Dunham Tavern Museum is the oldest building in the City of Cleveland on its original site. It is also the major green space for Midtown Cleveland. Dunham Tavern’s popularity has grown as a destination for the Cleveland Metropolitan Schools, the surrounding Hough neighborhood and our wider community. Our grant will allow the museum to restore its Heritage Trail and Prairie Garden. Their curriculum plan will expand its focus to highlight the importance of 19th century horticultural practices. The knowledge of these practices, as will as the plant material used is still relevant today. For example, did you know that Asclepius tuberosa, native milkweed, was once used in medicine as an expectorant and to treat small pox? This same cultivar is important today as the host plant for monarch butterflies. The heirloom vegetables, herbs and plants of the past are cherished today for their beauty, taste, and pest/disease resistance. Our grant will also allow Dunham Tavern Museum to offer more in-depth explorations for CMSD students and all visitors. A glimpse into the 19th century horticulture practices promotes and educates about conservation and sustainable gardening for future generations.
Thank you to the SLGC members for your generous donations that enable our club to support projects like the ones above.

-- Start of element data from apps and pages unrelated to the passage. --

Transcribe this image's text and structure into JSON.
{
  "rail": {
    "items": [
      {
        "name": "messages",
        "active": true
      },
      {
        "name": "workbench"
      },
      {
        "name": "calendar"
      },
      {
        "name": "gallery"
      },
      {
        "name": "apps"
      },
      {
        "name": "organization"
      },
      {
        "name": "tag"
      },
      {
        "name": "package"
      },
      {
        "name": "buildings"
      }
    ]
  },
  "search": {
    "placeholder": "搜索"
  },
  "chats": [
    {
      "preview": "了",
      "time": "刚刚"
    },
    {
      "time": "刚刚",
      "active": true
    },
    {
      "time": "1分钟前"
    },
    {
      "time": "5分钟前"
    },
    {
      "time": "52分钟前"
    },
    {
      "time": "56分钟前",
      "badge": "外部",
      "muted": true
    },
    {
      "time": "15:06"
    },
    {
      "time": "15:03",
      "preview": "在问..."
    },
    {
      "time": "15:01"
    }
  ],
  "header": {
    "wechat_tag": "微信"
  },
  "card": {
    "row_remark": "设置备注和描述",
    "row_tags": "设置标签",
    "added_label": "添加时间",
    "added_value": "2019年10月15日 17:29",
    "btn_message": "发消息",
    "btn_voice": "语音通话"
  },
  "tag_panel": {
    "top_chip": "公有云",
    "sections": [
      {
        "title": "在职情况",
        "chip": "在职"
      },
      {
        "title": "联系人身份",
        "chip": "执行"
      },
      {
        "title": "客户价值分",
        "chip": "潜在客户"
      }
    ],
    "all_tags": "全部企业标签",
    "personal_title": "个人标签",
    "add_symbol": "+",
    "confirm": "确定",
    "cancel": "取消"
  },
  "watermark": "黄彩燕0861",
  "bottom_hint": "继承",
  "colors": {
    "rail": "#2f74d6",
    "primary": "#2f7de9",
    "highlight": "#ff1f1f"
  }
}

Thank you to our committee members for their help with finding, sponsoring and reviewing the applications: Sarah Dimling, Leigh Fabens, Jen Moeller, Maura O’Donnell-McCarthy, Pam O’Halloran, Cheri Pace, Mary Bruce Rae-Grant, Nancy Zambie, Robin Schachat